Look through the listing below for the string "title". Show each line where it occurs.
-- Opening Marker --
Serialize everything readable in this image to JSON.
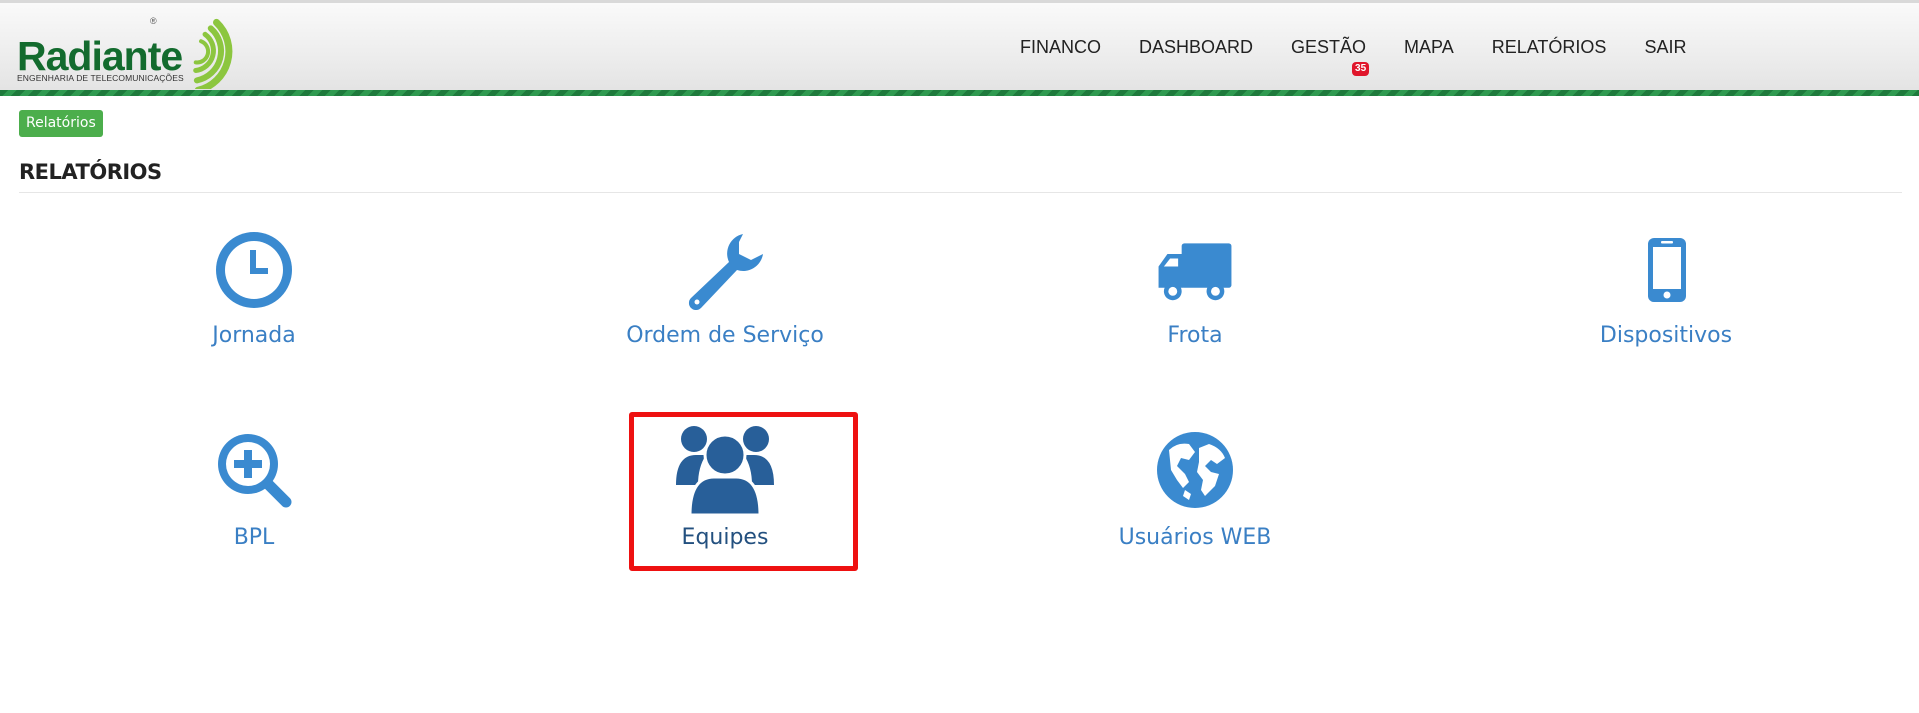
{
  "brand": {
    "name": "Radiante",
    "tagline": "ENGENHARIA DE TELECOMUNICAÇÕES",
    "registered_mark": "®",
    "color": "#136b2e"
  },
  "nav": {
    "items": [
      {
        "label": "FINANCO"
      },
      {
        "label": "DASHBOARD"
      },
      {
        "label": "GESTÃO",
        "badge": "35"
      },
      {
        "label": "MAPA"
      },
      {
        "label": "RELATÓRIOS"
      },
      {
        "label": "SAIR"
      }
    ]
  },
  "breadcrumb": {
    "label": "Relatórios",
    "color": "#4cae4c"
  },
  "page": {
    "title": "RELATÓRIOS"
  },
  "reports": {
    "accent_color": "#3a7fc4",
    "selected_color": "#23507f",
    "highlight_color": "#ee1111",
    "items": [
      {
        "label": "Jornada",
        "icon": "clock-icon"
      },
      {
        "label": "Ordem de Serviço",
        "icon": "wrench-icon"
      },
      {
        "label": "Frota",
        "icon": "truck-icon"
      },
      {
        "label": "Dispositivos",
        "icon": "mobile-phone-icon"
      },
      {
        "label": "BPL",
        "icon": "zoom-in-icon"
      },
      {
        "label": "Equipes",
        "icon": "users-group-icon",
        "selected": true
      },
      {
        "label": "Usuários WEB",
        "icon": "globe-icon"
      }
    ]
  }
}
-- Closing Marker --
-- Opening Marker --
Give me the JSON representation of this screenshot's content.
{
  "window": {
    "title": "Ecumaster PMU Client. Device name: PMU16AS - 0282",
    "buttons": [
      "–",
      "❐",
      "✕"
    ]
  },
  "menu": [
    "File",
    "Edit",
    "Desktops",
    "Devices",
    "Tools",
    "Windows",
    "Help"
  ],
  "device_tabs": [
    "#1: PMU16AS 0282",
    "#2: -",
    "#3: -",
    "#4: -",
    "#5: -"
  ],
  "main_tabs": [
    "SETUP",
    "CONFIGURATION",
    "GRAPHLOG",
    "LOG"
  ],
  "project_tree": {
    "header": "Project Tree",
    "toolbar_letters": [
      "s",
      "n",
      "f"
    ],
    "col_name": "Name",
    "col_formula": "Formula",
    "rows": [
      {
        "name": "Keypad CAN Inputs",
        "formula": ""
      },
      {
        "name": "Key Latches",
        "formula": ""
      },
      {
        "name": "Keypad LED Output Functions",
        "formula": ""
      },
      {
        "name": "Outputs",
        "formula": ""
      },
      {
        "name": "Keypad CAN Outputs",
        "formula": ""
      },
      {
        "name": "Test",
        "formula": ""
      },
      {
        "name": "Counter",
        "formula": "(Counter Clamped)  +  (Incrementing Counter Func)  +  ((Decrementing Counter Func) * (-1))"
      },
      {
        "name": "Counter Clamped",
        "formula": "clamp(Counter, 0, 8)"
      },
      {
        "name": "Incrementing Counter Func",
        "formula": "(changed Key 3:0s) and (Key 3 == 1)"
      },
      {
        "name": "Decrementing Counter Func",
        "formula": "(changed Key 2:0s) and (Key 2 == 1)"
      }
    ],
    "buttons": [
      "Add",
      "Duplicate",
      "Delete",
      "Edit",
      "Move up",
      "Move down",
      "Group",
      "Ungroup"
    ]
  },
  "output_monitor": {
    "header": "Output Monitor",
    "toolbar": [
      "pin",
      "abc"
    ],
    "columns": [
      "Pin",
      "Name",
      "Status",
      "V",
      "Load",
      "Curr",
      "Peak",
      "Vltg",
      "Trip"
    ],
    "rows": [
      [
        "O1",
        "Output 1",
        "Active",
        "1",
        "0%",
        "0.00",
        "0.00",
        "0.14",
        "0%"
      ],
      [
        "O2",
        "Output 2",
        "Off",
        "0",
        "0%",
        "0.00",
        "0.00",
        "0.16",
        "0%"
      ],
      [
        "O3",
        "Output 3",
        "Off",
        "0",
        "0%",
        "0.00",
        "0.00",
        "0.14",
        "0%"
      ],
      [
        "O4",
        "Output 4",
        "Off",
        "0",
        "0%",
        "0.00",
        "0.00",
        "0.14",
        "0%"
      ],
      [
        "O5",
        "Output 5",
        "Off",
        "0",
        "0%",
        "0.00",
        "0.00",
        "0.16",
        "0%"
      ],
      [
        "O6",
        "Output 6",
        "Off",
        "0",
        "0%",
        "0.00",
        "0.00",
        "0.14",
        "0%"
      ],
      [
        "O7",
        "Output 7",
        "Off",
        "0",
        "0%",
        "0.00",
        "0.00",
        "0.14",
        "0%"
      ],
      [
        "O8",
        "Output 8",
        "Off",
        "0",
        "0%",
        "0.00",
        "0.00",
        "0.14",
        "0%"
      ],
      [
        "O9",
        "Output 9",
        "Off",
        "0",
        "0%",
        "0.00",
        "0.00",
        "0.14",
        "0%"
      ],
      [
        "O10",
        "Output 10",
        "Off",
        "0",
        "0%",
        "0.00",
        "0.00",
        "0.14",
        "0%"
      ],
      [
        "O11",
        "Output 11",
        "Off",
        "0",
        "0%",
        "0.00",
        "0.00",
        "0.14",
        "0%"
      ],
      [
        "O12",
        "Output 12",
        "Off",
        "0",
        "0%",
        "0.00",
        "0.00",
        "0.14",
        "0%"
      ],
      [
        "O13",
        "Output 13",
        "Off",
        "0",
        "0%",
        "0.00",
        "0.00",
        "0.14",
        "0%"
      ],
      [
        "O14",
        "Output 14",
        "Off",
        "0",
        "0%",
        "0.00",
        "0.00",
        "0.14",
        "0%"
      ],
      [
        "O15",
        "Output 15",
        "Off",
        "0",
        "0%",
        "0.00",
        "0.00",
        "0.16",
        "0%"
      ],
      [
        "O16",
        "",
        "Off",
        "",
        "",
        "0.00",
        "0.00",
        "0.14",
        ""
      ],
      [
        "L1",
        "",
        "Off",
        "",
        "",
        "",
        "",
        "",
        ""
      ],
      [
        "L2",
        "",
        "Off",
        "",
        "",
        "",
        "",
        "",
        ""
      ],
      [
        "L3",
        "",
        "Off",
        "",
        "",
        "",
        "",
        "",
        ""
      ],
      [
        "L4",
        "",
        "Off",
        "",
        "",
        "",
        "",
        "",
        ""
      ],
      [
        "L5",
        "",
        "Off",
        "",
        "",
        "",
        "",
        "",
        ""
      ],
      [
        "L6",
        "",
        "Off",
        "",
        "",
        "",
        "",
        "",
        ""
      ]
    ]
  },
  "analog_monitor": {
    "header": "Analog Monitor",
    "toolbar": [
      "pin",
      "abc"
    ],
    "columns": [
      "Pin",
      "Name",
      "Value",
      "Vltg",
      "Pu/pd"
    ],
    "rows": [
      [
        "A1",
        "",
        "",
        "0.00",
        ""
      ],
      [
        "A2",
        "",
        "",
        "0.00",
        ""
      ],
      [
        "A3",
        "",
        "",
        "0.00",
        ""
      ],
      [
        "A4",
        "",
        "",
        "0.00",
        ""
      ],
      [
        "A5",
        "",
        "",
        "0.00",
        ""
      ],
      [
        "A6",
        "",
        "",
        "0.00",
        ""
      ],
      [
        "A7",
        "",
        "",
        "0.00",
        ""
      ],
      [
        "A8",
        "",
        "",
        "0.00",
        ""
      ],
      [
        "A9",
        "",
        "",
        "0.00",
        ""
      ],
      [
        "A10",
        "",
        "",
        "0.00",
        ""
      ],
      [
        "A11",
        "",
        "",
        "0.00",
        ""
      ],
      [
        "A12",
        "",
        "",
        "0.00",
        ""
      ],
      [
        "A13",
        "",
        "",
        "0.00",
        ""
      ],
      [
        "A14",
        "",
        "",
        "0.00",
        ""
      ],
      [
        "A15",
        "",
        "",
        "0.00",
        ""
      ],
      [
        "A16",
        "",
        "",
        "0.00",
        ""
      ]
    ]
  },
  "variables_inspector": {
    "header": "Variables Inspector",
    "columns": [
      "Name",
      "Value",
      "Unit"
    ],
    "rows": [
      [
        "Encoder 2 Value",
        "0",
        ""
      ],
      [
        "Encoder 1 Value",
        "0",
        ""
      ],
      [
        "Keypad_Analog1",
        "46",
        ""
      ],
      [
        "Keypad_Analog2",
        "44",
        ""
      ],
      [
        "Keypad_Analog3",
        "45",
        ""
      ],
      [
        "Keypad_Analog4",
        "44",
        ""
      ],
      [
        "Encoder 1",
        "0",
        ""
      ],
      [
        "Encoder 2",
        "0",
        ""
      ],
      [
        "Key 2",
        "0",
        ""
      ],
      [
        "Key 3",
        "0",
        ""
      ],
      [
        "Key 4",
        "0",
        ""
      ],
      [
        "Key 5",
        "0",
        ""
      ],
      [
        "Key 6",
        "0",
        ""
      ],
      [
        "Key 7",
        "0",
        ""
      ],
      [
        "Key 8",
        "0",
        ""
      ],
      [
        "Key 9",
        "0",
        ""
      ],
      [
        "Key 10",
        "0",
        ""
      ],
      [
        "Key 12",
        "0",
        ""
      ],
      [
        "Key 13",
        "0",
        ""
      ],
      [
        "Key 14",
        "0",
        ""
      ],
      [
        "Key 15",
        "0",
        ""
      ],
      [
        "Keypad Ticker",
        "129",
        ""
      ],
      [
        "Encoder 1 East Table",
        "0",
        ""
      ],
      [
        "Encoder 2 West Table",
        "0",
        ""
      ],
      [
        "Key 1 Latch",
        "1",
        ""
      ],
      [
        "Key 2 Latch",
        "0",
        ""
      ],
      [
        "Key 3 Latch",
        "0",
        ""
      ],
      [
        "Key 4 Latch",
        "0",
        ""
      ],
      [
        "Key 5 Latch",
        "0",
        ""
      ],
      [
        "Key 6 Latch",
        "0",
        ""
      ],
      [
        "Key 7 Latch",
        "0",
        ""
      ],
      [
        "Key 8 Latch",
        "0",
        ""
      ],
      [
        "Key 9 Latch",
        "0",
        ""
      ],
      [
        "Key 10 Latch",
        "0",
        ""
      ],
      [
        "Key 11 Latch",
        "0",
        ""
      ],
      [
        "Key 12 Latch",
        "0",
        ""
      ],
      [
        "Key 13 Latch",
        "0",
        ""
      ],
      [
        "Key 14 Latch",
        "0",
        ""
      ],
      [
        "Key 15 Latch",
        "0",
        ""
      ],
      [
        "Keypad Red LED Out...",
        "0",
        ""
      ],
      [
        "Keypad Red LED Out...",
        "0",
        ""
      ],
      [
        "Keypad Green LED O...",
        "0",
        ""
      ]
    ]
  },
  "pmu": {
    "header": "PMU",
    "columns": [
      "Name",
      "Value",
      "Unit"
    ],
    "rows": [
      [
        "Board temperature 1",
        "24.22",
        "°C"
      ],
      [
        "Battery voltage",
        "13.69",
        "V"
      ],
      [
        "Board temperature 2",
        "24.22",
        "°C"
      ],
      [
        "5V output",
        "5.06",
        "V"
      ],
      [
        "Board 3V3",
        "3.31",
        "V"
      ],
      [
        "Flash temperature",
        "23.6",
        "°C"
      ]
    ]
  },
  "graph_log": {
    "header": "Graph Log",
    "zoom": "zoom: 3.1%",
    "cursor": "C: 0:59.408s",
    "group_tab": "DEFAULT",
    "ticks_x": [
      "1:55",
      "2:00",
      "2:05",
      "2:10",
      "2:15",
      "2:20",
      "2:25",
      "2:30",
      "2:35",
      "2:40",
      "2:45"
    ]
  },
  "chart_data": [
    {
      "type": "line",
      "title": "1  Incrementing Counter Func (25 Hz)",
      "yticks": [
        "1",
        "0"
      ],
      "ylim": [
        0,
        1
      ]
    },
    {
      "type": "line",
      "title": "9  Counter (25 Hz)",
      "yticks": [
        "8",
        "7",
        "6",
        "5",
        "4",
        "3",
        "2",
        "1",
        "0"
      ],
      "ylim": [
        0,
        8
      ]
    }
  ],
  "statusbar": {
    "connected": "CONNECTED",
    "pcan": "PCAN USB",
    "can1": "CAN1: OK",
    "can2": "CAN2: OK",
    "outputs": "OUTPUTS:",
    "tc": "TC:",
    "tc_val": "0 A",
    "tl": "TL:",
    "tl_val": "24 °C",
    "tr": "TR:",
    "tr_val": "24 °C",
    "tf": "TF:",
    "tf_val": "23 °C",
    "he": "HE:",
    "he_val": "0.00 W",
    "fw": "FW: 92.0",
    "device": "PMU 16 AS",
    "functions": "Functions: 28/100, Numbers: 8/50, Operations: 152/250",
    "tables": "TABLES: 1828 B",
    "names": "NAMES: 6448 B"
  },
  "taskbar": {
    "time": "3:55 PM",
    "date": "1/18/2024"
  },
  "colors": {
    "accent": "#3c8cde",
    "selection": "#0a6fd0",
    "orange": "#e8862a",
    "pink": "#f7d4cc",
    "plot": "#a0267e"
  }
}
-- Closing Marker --
Task response =
    "title": "RELATÓRIOS"
    "title": "Ecumaster PMU Client. Device name: PMU16AS - 0282",
      "title": "1  Incrementing Counter Func (25 Hz)",
      "title": "9  Counter (25 Hz)",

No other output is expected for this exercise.